[Start of Attachment]

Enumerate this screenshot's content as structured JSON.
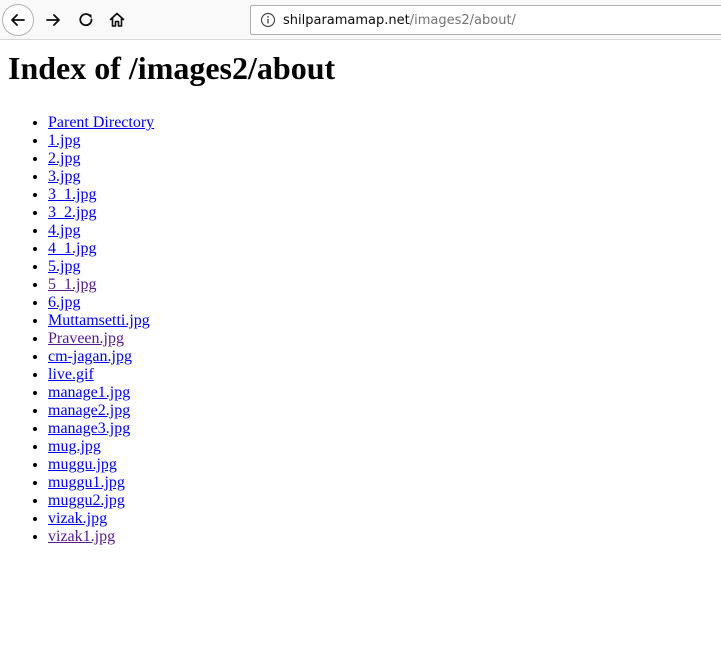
{
  "browser": {
    "url_host": "shilparamamap.net",
    "url_path": "/images2/about/",
    "icons": {
      "back": "arrow-left-icon",
      "forward": "arrow-right-icon",
      "reload": "reload-icon",
      "home": "home-icon",
      "info": "info-icon"
    }
  },
  "page": {
    "heading": "Index of /images2/about",
    "files": [
      {
        "name": "Parent Directory",
        "visited": false
      },
      {
        "name": "1.jpg",
        "visited": false
      },
      {
        "name": "2.jpg",
        "visited": false
      },
      {
        "name": "3.jpg",
        "visited": false
      },
      {
        "name": "3_1.jpg",
        "visited": false
      },
      {
        "name": "3_2.jpg",
        "visited": false
      },
      {
        "name": "4.jpg",
        "visited": false
      },
      {
        "name": "4_1.jpg",
        "visited": false
      },
      {
        "name": "5.jpg",
        "visited": false
      },
      {
        "name": "5_1.jpg",
        "visited": true
      },
      {
        "name": "6.jpg",
        "visited": false
      },
      {
        "name": "Muttamsetti.jpg",
        "visited": false
      },
      {
        "name": "Praveen.jpg",
        "visited": true
      },
      {
        "name": "cm-jagan.jpg",
        "visited": false
      },
      {
        "name": "live.gif",
        "visited": false
      },
      {
        "name": "manage1.jpg",
        "visited": false
      },
      {
        "name": "manage2.jpg",
        "visited": false
      },
      {
        "name": "manage3.jpg",
        "visited": false
      },
      {
        "name": "mug.jpg",
        "visited": false
      },
      {
        "name": "muggu.jpg",
        "visited": false
      },
      {
        "name": "muggu1.jpg",
        "visited": false
      },
      {
        "name": "muggu2.jpg",
        "visited": false
      },
      {
        "name": "vizak.jpg",
        "visited": false
      },
      {
        "name": "vizak1.jpg",
        "visited": true
      }
    ]
  },
  "colors": {
    "link_unvisited": "#0000ee",
    "link_visited": "#551a8b"
  }
}
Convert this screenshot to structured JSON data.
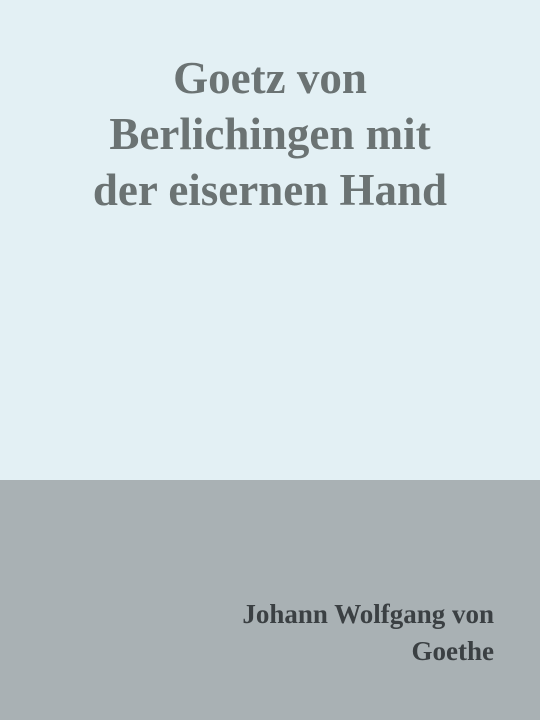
{
  "cover": {
    "title_lines": [
      "Goetz von",
      "Berlichingen mit",
      "der eisernen Hand"
    ],
    "author_lines": [
      "Johann Wolfgang von",
      "Goethe"
    ],
    "colors": {
      "top_background": "#e3f0f4",
      "bottom_background": "#a9b1b4",
      "title_text": "#6b7373",
      "author_text": "#3b4043"
    }
  }
}
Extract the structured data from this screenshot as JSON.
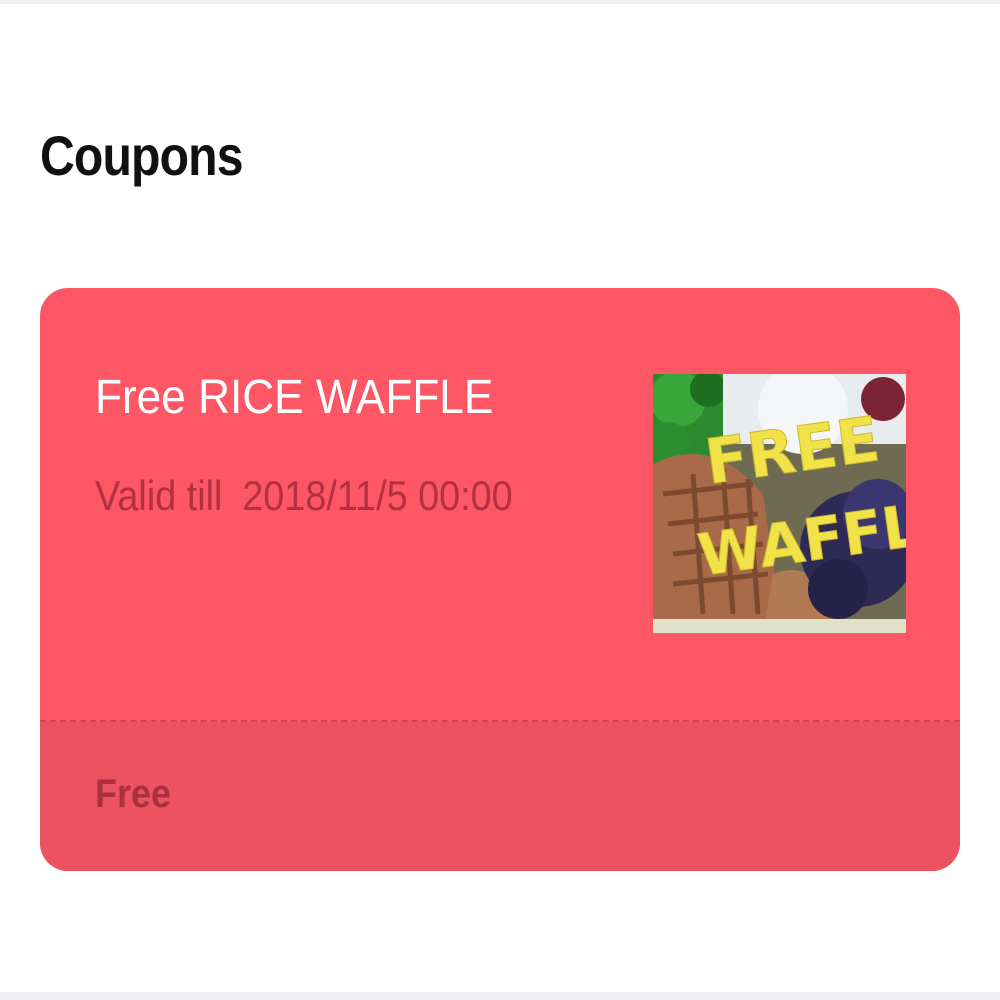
{
  "page": {
    "title": "Coupons"
  },
  "coupon": {
    "title": "Free RICE WAFFLE",
    "validity_label": "Valid till",
    "validity_date": "2018/11/5 00:00",
    "price": "Free",
    "image": {
      "line1": "FREE",
      "line2": "WAFFLE"
    }
  },
  "colors": {
    "card": "#fd5665",
    "card_footer": "#ec5260",
    "validity_text": "#b3303f",
    "price_text": "#a8313d",
    "image_text": "#f2e24a"
  }
}
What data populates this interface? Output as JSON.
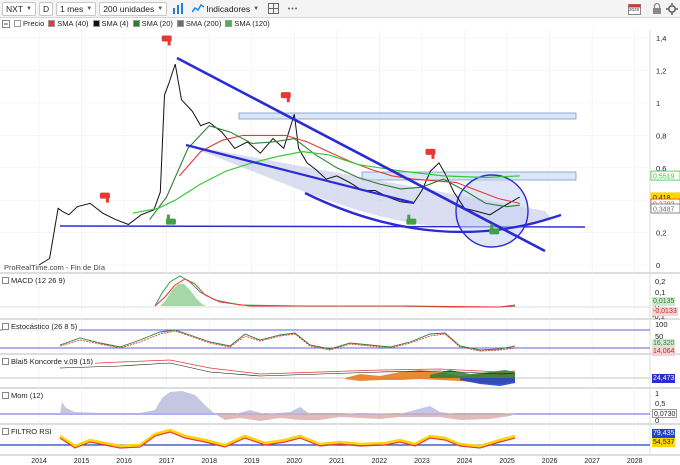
{
  "toolbar": {
    "symbol": "NXT",
    "mode": "D",
    "period": "1 mes",
    "units": "200 unidades",
    "indicators_label": "Indicadores",
    "year_badge": "2028"
  },
  "legend": [
    {
      "label": "Precio",
      "color": "#ffffff"
    },
    {
      "label": "SMA (40)",
      "color": "#e53935"
    },
    {
      "label": "SMA (4)",
      "color": "#111111"
    },
    {
      "label": "SMA (20)",
      "color": "#2e7d32"
    },
    {
      "label": "SMA (200)",
      "color": "#6d6d6d"
    },
    {
      "label": "SMA (120)",
      "color": "#4caf50"
    }
  ],
  "watermark": "ProRealTime.com - Fin de Día",
  "indicators": {
    "macd": "MACD (12 26 9)",
    "stoch": "Estocástico (26 8 5)",
    "blai5": "Blai5 Koncorde v.09 (15)",
    "mom": "Mom (12)",
    "rsi": "FILTRO RSI"
  },
  "colors": {
    "price_line": "#111111",
    "sma40": "#e53935",
    "sma20": "#2e7d32",
    "sma120": "#33cc33",
    "trendline": "#2b2bd6",
    "channel_fill": "#c8cbe8",
    "circle_fill": "#c5d1f5",
    "resistance_box": "#dbe6f7",
    "sell_flag": "#e53935",
    "buy_thumb": "#43a047"
  },
  "chart_data": [
    {
      "type": "line",
      "title": "",
      "x_unit": "year",
      "x_ticks": [
        "2014",
        "2015",
        "2016",
        "2017",
        "2018",
        "2019",
        "2020",
        "2021",
        "2022",
        "2023",
        "2024",
        "2025",
        "2026",
        "2027",
        "2028"
      ],
      "y_ticks": [
        "1,4",
        "1,2",
        "1",
        "0,8",
        "0,6",
        "0,4",
        "0,2",
        "0"
      ],
      "ylim": [
        0,
        1.45
      ],
      "last_value": "0,418",
      "price_tags": [
        {
          "label": "0,5519",
          "y": 0.5519,
          "color": "#33cc33"
        },
        {
          "label": "0,418",
          "y": 0.418,
          "color": "#ffd400"
        },
        {
          "label": "0,3792",
          "y": 0.3792,
          "color": "#e53935"
        },
        {
          "label": "0,3487",
          "y": 0.3487,
          "color": "#6d6d6d"
        }
      ],
      "series": [
        {
          "name": "Precio",
          "x": [
            2014.0,
            2014.25,
            2014.45,
            2014.55,
            2014.7,
            2014.9,
            2015.2,
            2015.5,
            2015.8,
            2016.1,
            2016.4,
            2016.7,
            2016.85,
            2016.95,
            2017.05,
            2017.2,
            2017.35,
            2017.6,
            2017.8,
            2018.0,
            2018.3,
            2018.6,
            2018.9,
            2019.2,
            2019.5,
            2019.75,
            2020.0,
            2020.1,
            2020.3,
            2020.5,
            2020.75,
            2021.0,
            2021.3,
            2021.6,
            2021.9,
            2022.2,
            2022.5,
            2022.8,
            2023.0,
            2023.2,
            2023.4,
            2023.55,
            2023.75,
            2024.0,
            2024.3,
            2024.6,
            2024.9,
            2025.1,
            2025.3
          ],
          "y": [
            0.0,
            0.04,
            0.35,
            0.33,
            0.31,
            0.36,
            0.38,
            0.32,
            0.28,
            0.25,
            0.31,
            0.34,
            0.45,
            1.05,
            1.12,
            1.24,
            1.02,
            0.95,
            0.86,
            0.88,
            0.82,
            0.72,
            0.76,
            0.69,
            0.78,
            0.72,
            0.93,
            0.72,
            0.63,
            0.59,
            0.53,
            0.55,
            0.51,
            0.46,
            0.46,
            0.42,
            0.39,
            0.38,
            0.46,
            0.58,
            0.63,
            0.56,
            0.45,
            0.35,
            0.33,
            0.31,
            0.36,
            0.39,
            0.42
          ]
        },
        {
          "name": "SMA (40)",
          "x": [
            2017.3,
            2017.8,
            2018.3,
            2018.8,
            2019.3,
            2019.8,
            2020.3,
            2020.8,
            2021.3,
            2021.8,
            2022.3,
            2022.8,
            2023.3,
            2023.8,
            2024.3,
            2024.8,
            2025.3
          ],
          "y": [
            0.55,
            0.7,
            0.77,
            0.8,
            0.8,
            0.8,
            0.76,
            0.7,
            0.64,
            0.59,
            0.55,
            0.53,
            0.52,
            0.51,
            0.46,
            0.41,
            0.38
          ]
        },
        {
          "name": "SMA (20)",
          "x": [
            2016.6,
            2017.0,
            2017.5,
            2018.0,
            2018.5,
            2019.0,
            2019.5,
            2020.0,
            2020.5,
            2021.0,
            2021.5,
            2022.0,
            2022.5,
            2023.0,
            2023.5,
            2024.0,
            2024.5,
            2025.0,
            2025.3
          ],
          "y": [
            0.28,
            0.42,
            0.72,
            0.86,
            0.82,
            0.75,
            0.76,
            0.78,
            0.68,
            0.6,
            0.54,
            0.5,
            0.47,
            0.48,
            0.53,
            0.46,
            0.38,
            0.36,
            0.37
          ]
        },
        {
          "name": "SMA (120)",
          "x": [
            2016.2,
            2016.8,
            2017.2,
            2017.8,
            2018.4,
            2019.0,
            2019.6,
            2020.2,
            2020.8,
            2021.5,
            2022.5,
            2023.5,
            2024.5,
            2025.3
          ],
          "y": [
            0.32,
            0.35,
            0.4,
            0.5,
            0.58,
            0.63,
            0.67,
            0.7,
            0.68,
            0.62,
            0.58,
            0.55,
            0.54,
            0.55
          ]
        }
      ],
      "annotations": [
        {
          "kind": "sell-flag",
          "x": 2015.55,
          "y": 0.41
        },
        {
          "kind": "sell-flag",
          "x": 2017.0,
          "y": 1.38
        },
        {
          "kind": "sell-flag",
          "x": 2019.8,
          "y": 1.03
        },
        {
          "kind": "sell-flag",
          "x": 2023.2,
          "y": 0.68
        },
        {
          "kind": "buy-thumb",
          "x": 2017.1,
          "y": 0.28
        },
        {
          "kind": "buy-thumb",
          "x": 2022.75,
          "y": 0.28
        },
        {
          "kind": "buy-thumb",
          "x": 2024.7,
          "y": 0.22
        }
      ]
    },
    {
      "type": "line",
      "name": "MACD (12 26 9)",
      "y_ticks": [
        "0,2",
        "0,1",
        "0",
        "-0,1"
      ],
      "last_values": [
        "0,0135",
        "-0,0133"
      ]
    },
    {
      "type": "line",
      "name": "Estocástico (26 8 5)",
      "y_ticks": [
        "100",
        "50",
        "0"
      ],
      "last_values": [
        "16,320",
        "14,064"
      ]
    },
    {
      "type": "area",
      "name": "Blai5 Koncorde v.09 (15)",
      "last_values": [
        "24,473"
      ]
    },
    {
      "type": "area",
      "name": "Mom (12)",
      "y_ticks": [
        "1",
        "0,5",
        "0"
      ],
      "last_values": [
        "0,0730"
      ]
    },
    {
      "type": "area",
      "name": "FILTRO RSI",
      "last_values": [
        "79,435",
        "54,537"
      ]
    }
  ]
}
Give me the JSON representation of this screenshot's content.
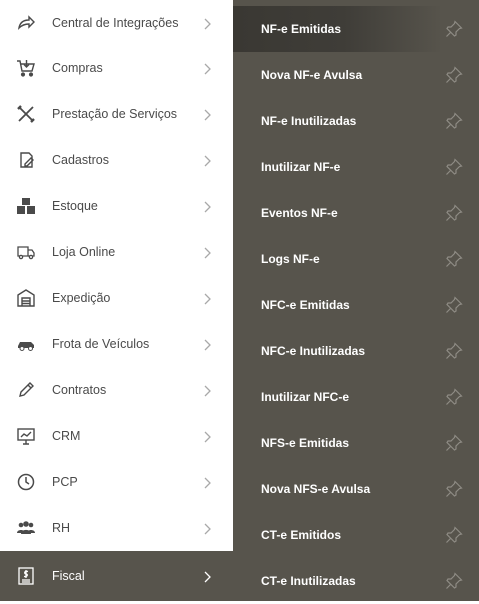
{
  "sidebar": {
    "items": [
      {
        "label": "Central de Integrações",
        "icon": "share-arrow-icon"
      },
      {
        "label": "Compras",
        "icon": "shopping-cart-icon"
      },
      {
        "label": "Prestação de Serviços",
        "icon": "tools-icon"
      },
      {
        "label": "Cadastros",
        "icon": "edit-document-icon"
      },
      {
        "label": "Estoque",
        "icon": "boxes-icon"
      },
      {
        "label": "Loja Online",
        "icon": "delivery-truck-icon"
      },
      {
        "label": "Expedição",
        "icon": "warehouse-icon"
      },
      {
        "label": "Frota de Veículos",
        "icon": "car-icon"
      },
      {
        "label": "Contratos",
        "icon": "pen-icon"
      },
      {
        "label": "CRM",
        "icon": "monitor-icon"
      },
      {
        "label": "PCP",
        "icon": "clock-icon"
      },
      {
        "label": "RH",
        "icon": "people-icon"
      },
      {
        "label": "Fiscal",
        "icon": "tax-document-icon",
        "active": true
      }
    ]
  },
  "submenu": {
    "items": [
      {
        "label": "NF-e Emitidas",
        "highlighted": true
      },
      {
        "label": "Nova NF-e Avulsa"
      },
      {
        "label": "NF-e Inutilizadas"
      },
      {
        "label": "Inutilizar NF-e"
      },
      {
        "label": "Eventos NF-e"
      },
      {
        "label": "Logs NF-e"
      },
      {
        "label": "NFC-e Emitidas"
      },
      {
        "label": "NFC-e Inutilizadas"
      },
      {
        "label": "Inutilizar NFC-e"
      },
      {
        "label": "NFS-e Emitidas"
      },
      {
        "label": "Nova NFS-e Avulsa"
      },
      {
        "label": "CT-e Emitidos"
      },
      {
        "label": "CT-e Inutilizadas"
      }
    ],
    "pin_icon": "pin-icon"
  },
  "colors": {
    "submenu_bg": "#57544c",
    "highlight_bg": "#3a3833",
    "sidebar_text": "#4a4a4a",
    "chevron": "#a9a9a9"
  }
}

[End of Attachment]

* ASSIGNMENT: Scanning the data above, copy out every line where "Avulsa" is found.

* RESPONSE:
        "label": "Nova NF-e Avulsa"
        "label": "Nova NFS-e Avulsa"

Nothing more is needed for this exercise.